EXERCISE BRIEF =>
An exact copy of all the entries is needed, with no images in it.

RECORDS TO USE =>
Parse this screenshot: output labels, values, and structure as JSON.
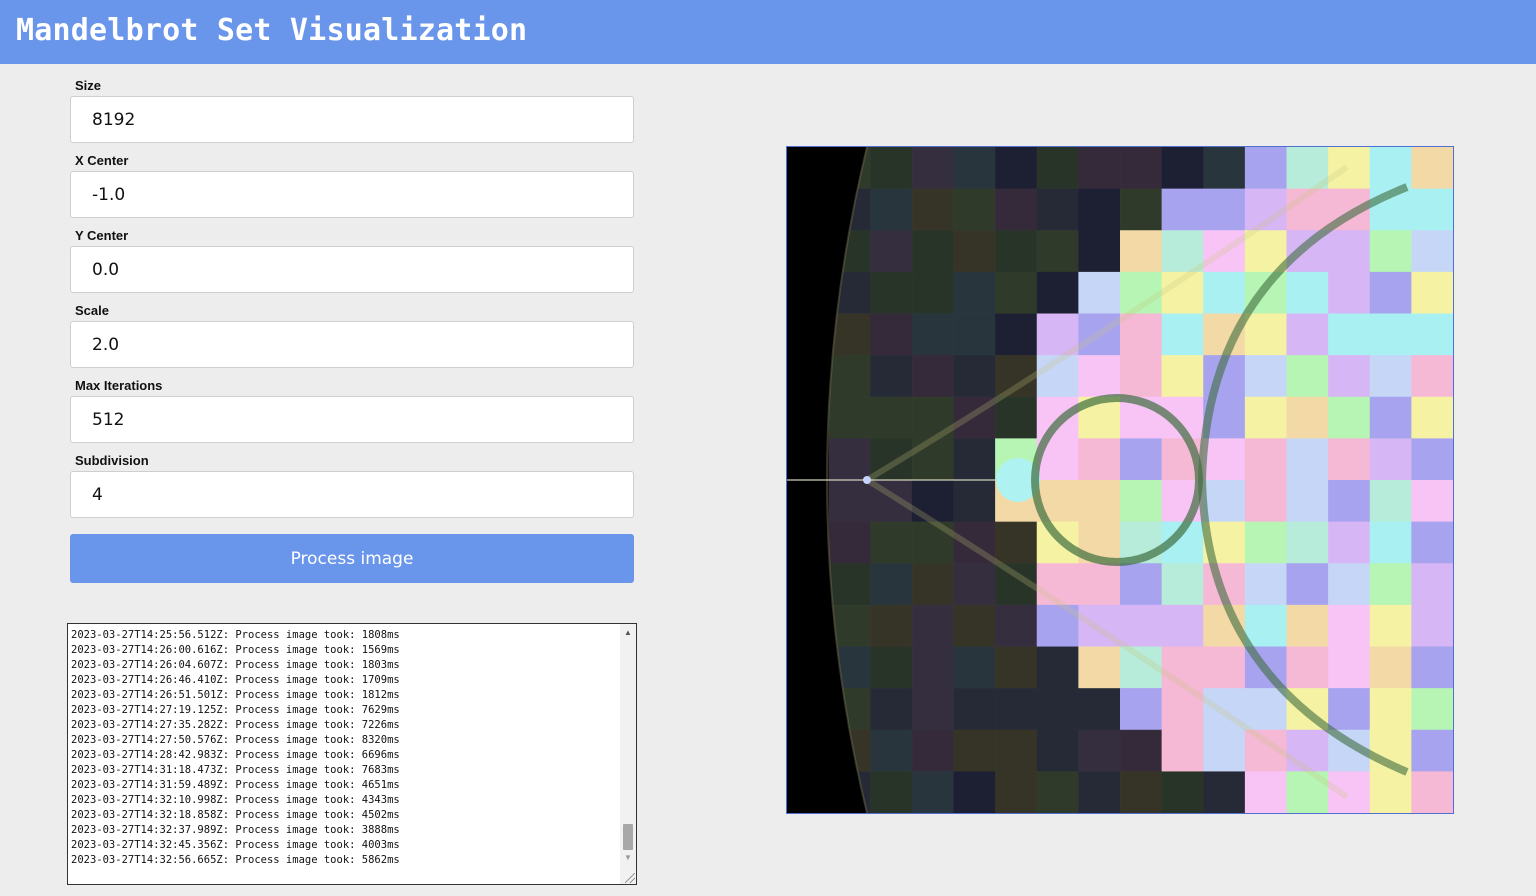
{
  "app": {
    "title": "Mandelbrot Set Visualization"
  },
  "form": {
    "size": {
      "label": "Size",
      "value": "8192"
    },
    "x_center": {
      "label": "X Center",
      "value": "-1.0"
    },
    "y_center": {
      "label": "Y Center",
      "value": "0.0"
    },
    "scale": {
      "label": "Scale",
      "value": "2.0"
    },
    "max_iterations": {
      "label": "Max Iterations",
      "value": "512"
    },
    "subdivision": {
      "label": "Subdivision",
      "value": "4"
    },
    "process_label": "Process image"
  },
  "log": {
    "lines": [
      "2023-03-27T14:25:56.512Z: Process image took: 1808ms",
      "2023-03-27T14:26:00.616Z: Process image took: 1569ms",
      "2023-03-27T14:26:04.607Z: Process image took: 1803ms",
      "2023-03-27T14:26:46.410Z: Process image took: 1709ms",
      "2023-03-27T14:26:51.501Z: Process image took: 1812ms",
      "2023-03-27T14:27:19.125Z: Process image took: 7629ms",
      "2023-03-27T14:27:35.282Z: Process image took: 7226ms",
      "2023-03-27T14:27:50.576Z: Process image took: 8320ms",
      "2023-03-27T14:28:42.983Z: Process image took: 6696ms",
      "2023-03-27T14:31:18.473Z: Process image took: 7683ms",
      "2023-03-27T14:31:59.489Z: Process image took: 4651ms",
      "2023-03-27T14:32:10.998Z: Process image took: 4343ms",
      "2023-03-27T14:32:18.858Z: Process image took: 4502ms",
      "2023-03-27T14:32:37.989Z: Process image took: 3888ms",
      "2023-03-27T14:32:45.356Z: Process image took: 4003ms",
      "2023-03-27T14:32:56.665Z: Process image took: 5862ms"
    ]
  },
  "colors": {
    "accent": "#6995ea",
    "background": "#ededed",
    "canvas_border": "#4f6fd1"
  },
  "icons": {
    "scroll_up": "▲",
    "scroll_down": "▼"
  }
}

SOLVED EXERCISE =>
Parse this screenshot: output labels, values, and structure as JSON.
{
  "app": {
    "title": "Mandelbrot Set Visualization"
  },
  "form": {
    "size": {
      "label": "Size",
      "value": "8192"
    },
    "x_center": {
      "label": "X Center",
      "value": "-1.0"
    },
    "y_center": {
      "label": "Y Center",
      "value": "0.0"
    },
    "scale": {
      "label": "Scale",
      "value": "2.0"
    },
    "max_iterations": {
      "label": "Max Iterations",
      "value": "512"
    },
    "subdivision": {
      "label": "Subdivision",
      "value": "4"
    },
    "process_label": "Process image"
  },
  "log": {
    "lines": [
      "2023-03-27T14:25:56.512Z: Process image took: 1808ms",
      "2023-03-27T14:26:00.616Z: Process image took: 1569ms",
      "2023-03-27T14:26:04.607Z: Process image took: 1803ms",
      "2023-03-27T14:26:46.410Z: Process image took: 1709ms",
      "2023-03-27T14:26:51.501Z: Process image took: 1812ms",
      "2023-03-27T14:27:19.125Z: Process image took: 7629ms",
      "2023-03-27T14:27:35.282Z: Process image took: 7226ms",
      "2023-03-27T14:27:50.576Z: Process image took: 8320ms",
      "2023-03-27T14:28:42.983Z: Process image took: 6696ms",
      "2023-03-27T14:31:18.473Z: Process image took: 7683ms",
      "2023-03-27T14:31:59.489Z: Process image took: 4651ms",
      "2023-03-27T14:32:10.998Z: Process image took: 4343ms",
      "2023-03-27T14:32:18.858Z: Process image took: 4502ms",
      "2023-03-27T14:32:37.989Z: Process image took: 3888ms",
      "2023-03-27T14:32:45.356Z: Process image took: 4003ms",
      "2023-03-27T14:32:56.665Z: Process image took: 5862ms"
    ]
  },
  "colors": {
    "accent": "#6995ea",
    "background": "#ededed",
    "canvas_border": "#4f6fd1"
  },
  "icons": {
    "scroll_up": "▲",
    "scroll_down": "▼"
  }
}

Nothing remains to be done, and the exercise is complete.